The extension I’ve been working on in my spare time for the past couple of weeks is now available as a first (hopefully not too buggy) release. It lets you open WebApps in Thunderbird, properly handling loading new links into Firefox and making all features like spellchecking work in Thunderbird (most other extensions I found didn’t do this). You can read more about the actual extension at its homepage.
Mostly I’ve been really encouraged during the development of this at just how far our platform has come for developing restartless add-ons. When we first made it possible in Firefox 4 there was a whole list of things that were quite difficult to do but we’ve come a long way since then. While there are still things that are difficult there are lots of things that are now pretty straightforward. My add-on loads simple XUL overlays, style overlays, installs JS XPCOM components with category manager registration, all similar to older add-ons. In fact I’m struggling to think of things that it is still hard to do though I’m sure other more prolific developers will have plenty of comments on that!
The other thing I’ve been doing with this extension is experimenting with git and GitHub. I think it’s been an interesting experience, there are continual arguments over which is better between git and mercurial with many pros and cons listed. I think most of these were done some time ago before mercurial and git really matured because from what I’ve seen there is really little difference between the two. They have slightly different default branching styles, but both can do the same kind of branching that the other can if you want and there are a few other minor differences but nothing that would really make me all that bothered over deciding which to use. I think the only place where git has a bonus is with GitHub, and really as far as I can see there isn’t a reason why someone couldn’t develop a similar site backed by mercurial repositories, it’s just that no-one really has.

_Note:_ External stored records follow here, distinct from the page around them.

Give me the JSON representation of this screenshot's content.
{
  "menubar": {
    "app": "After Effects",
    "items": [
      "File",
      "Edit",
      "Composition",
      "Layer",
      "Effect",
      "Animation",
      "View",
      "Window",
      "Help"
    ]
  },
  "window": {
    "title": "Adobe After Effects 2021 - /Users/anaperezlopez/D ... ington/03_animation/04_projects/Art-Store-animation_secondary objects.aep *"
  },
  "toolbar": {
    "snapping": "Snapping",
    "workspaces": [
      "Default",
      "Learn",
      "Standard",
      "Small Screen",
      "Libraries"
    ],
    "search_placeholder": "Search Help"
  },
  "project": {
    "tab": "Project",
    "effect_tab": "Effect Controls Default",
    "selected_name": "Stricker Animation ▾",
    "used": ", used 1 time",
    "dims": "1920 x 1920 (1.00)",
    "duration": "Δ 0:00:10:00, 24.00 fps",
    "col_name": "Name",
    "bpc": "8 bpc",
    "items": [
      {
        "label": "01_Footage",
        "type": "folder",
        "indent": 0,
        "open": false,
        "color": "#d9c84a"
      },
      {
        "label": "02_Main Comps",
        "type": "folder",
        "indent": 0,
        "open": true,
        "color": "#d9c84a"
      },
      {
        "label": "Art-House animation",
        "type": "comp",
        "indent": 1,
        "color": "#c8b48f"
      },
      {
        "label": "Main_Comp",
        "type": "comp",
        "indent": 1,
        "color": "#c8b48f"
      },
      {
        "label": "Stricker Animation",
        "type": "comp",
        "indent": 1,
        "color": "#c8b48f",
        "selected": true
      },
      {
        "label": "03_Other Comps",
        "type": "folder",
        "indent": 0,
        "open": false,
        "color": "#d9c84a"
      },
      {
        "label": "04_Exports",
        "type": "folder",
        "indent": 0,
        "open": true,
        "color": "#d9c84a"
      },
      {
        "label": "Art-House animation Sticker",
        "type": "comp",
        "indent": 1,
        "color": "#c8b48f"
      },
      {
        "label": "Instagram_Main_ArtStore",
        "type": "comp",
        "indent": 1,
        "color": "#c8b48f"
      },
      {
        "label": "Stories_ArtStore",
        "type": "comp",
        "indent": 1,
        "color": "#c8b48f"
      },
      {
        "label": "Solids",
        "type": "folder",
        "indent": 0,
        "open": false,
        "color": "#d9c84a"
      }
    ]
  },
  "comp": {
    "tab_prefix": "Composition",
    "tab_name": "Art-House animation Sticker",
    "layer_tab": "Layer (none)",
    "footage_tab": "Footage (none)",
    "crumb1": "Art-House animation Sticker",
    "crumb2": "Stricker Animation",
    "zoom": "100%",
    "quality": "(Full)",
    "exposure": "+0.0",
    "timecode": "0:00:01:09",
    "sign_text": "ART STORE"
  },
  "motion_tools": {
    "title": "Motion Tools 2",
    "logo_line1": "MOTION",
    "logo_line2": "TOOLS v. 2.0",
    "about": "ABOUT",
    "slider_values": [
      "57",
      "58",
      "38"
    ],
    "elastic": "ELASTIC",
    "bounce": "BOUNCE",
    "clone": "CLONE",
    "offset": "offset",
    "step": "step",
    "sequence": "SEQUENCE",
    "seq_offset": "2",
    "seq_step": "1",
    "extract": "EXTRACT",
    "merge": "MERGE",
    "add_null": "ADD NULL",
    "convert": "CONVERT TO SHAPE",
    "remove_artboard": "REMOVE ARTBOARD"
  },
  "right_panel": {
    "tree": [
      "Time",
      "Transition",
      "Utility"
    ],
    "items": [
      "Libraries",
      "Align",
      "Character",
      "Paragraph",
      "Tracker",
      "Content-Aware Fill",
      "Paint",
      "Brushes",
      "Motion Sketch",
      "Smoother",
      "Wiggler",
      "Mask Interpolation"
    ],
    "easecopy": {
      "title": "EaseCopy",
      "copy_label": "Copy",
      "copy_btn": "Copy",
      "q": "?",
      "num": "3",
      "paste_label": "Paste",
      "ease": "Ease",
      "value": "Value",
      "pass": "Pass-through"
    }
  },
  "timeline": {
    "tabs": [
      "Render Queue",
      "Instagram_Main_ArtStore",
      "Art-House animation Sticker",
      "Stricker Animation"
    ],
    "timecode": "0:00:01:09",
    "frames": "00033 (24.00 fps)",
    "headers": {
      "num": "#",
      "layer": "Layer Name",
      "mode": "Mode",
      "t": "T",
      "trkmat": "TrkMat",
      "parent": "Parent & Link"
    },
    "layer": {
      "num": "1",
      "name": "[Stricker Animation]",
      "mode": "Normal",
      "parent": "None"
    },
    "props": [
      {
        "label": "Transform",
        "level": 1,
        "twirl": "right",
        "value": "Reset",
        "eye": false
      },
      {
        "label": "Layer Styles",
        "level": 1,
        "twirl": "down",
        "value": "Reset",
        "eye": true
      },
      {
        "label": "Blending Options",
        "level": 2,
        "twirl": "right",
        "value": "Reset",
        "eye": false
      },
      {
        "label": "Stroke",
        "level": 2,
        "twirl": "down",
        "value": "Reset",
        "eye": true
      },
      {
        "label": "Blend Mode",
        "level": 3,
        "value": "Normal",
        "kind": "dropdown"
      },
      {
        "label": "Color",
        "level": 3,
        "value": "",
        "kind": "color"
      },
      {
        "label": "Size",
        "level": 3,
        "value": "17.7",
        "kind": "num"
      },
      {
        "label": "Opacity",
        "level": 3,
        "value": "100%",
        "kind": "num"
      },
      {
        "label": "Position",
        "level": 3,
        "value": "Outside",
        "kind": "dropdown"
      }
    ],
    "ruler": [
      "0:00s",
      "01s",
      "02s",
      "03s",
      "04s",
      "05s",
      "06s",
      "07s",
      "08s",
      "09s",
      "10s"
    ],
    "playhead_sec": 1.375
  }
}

GitHub is pretty nice with built-in basic issue tracking and documentation though it still has some frustrating issues. It seems odd for example that you can’t fork your own project, only someone else’s, but that’s only a minor niggle really. As project hosting goes I can’t say I’ve come across anything better that I can remember.